**Action item:**
Could you copy every line of the data that contains the word "from"?

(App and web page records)
****************

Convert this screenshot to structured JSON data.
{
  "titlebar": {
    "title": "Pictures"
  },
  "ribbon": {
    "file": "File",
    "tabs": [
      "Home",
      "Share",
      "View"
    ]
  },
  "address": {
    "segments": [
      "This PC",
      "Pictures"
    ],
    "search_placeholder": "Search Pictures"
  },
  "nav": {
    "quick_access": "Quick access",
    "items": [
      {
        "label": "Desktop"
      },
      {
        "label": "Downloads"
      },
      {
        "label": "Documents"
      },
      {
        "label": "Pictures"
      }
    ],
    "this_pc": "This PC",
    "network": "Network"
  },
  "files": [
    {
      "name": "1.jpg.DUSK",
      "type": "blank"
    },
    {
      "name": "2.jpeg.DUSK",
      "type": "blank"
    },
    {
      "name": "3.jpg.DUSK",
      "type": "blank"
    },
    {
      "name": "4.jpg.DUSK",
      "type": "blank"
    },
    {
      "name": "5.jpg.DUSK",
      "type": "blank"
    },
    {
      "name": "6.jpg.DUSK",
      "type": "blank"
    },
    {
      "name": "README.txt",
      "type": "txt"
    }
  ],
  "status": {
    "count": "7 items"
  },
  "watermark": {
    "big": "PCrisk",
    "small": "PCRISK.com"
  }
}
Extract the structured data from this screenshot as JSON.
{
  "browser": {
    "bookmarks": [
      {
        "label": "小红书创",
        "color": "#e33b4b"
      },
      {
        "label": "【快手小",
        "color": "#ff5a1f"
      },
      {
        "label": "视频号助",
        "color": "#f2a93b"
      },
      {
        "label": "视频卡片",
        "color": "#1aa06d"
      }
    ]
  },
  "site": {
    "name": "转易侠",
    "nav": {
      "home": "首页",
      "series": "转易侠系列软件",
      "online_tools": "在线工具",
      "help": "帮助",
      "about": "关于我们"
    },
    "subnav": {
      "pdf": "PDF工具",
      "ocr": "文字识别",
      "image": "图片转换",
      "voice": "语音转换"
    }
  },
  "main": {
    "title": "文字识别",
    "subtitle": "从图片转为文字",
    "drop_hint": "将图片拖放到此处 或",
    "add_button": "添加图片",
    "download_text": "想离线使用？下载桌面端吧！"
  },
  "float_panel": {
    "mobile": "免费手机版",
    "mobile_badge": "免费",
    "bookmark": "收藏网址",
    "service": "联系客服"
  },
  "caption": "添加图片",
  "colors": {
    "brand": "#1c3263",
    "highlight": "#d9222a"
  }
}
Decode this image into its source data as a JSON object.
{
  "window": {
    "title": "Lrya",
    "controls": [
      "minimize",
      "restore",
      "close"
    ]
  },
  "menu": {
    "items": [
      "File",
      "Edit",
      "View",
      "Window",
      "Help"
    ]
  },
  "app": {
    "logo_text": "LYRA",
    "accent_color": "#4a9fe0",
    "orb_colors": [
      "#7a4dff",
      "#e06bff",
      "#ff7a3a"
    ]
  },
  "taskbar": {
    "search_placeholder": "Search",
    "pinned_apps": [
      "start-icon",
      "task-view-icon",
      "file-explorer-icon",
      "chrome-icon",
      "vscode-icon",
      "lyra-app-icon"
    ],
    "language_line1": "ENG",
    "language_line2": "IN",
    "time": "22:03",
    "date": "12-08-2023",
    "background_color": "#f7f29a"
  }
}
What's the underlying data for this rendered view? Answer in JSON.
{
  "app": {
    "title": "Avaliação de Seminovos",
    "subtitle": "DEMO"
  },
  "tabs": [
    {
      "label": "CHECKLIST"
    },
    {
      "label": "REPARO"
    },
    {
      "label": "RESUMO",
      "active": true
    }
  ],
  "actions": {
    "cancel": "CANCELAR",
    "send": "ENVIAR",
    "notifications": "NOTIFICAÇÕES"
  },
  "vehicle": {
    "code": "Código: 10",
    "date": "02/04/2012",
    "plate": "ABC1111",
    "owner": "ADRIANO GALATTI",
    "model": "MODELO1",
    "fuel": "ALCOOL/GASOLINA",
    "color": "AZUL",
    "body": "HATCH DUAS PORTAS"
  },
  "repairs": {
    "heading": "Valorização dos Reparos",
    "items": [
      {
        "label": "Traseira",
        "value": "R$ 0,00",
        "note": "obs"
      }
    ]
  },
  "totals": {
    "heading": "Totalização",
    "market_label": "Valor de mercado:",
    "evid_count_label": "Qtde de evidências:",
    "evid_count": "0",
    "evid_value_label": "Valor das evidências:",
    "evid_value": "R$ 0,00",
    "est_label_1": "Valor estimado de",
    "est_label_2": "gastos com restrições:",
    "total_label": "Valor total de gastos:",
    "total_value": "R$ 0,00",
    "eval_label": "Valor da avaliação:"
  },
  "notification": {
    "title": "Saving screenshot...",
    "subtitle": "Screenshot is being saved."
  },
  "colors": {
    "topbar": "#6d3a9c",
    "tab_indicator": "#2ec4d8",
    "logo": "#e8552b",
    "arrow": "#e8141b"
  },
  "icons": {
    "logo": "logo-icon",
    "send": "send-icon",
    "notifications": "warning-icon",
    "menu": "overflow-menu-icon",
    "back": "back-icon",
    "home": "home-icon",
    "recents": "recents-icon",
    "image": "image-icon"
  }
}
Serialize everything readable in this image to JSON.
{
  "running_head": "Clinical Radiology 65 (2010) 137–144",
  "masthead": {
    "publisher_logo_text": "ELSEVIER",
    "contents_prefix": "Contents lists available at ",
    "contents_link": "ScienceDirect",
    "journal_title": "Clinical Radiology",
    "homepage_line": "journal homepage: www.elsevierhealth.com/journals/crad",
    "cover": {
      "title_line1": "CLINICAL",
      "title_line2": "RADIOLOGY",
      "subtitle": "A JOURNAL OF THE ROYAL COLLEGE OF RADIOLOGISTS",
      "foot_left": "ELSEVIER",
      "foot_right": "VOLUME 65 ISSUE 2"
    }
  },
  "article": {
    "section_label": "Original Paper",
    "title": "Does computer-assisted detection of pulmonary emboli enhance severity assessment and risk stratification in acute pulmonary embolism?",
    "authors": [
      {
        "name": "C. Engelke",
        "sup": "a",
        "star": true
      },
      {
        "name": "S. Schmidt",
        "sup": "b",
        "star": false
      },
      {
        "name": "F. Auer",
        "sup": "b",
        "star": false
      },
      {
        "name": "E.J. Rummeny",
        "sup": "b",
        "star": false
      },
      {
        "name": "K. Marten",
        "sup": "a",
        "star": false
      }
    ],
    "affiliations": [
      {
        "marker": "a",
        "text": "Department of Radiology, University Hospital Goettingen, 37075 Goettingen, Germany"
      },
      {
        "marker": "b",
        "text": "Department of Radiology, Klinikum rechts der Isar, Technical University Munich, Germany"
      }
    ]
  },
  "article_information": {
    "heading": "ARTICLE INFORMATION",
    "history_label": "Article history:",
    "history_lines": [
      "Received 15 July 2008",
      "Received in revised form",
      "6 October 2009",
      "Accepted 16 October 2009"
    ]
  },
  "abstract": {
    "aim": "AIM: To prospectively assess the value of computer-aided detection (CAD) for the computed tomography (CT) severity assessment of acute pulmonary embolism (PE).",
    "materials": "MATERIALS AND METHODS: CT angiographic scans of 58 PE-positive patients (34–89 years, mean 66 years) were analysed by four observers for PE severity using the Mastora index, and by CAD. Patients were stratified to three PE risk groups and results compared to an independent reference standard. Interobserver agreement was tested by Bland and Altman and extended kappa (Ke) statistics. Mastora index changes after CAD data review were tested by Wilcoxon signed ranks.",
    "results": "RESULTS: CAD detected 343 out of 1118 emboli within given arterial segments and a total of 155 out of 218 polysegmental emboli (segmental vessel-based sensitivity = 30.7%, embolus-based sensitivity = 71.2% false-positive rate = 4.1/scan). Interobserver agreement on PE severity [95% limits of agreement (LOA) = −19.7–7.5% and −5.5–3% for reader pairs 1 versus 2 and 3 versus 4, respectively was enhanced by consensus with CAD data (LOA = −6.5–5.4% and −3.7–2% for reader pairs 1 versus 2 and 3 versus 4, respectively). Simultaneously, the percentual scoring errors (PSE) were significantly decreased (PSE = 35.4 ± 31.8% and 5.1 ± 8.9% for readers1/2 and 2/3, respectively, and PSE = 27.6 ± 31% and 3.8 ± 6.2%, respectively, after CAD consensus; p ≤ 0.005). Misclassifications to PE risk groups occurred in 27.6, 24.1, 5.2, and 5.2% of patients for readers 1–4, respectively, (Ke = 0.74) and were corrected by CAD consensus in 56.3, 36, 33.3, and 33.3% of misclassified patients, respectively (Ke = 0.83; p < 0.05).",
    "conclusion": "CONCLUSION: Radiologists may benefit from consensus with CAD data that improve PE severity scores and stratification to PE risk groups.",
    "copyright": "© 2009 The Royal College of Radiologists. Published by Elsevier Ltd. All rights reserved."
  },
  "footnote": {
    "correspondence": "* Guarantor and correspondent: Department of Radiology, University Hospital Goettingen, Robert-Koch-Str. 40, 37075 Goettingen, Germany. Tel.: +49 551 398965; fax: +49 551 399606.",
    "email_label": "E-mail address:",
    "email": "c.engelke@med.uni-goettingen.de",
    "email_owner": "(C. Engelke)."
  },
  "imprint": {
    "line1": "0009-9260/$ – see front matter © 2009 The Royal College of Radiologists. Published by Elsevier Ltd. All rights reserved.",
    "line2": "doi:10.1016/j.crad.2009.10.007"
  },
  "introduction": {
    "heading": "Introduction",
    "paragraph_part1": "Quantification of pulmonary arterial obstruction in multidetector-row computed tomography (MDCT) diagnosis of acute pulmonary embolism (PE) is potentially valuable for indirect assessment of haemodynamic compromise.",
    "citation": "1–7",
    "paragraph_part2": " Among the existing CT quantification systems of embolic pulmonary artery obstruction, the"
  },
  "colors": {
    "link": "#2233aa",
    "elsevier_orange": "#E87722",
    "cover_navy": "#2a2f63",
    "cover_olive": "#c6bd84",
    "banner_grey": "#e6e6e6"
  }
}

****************

**Solved exercise:**
Extract the structured data from this screenshot as JSON.
    "conclusion": "CONCLUSION: Radiologists may benefit from consensus with CAD data that improve PE severity scores and stratification to PE risk groups.",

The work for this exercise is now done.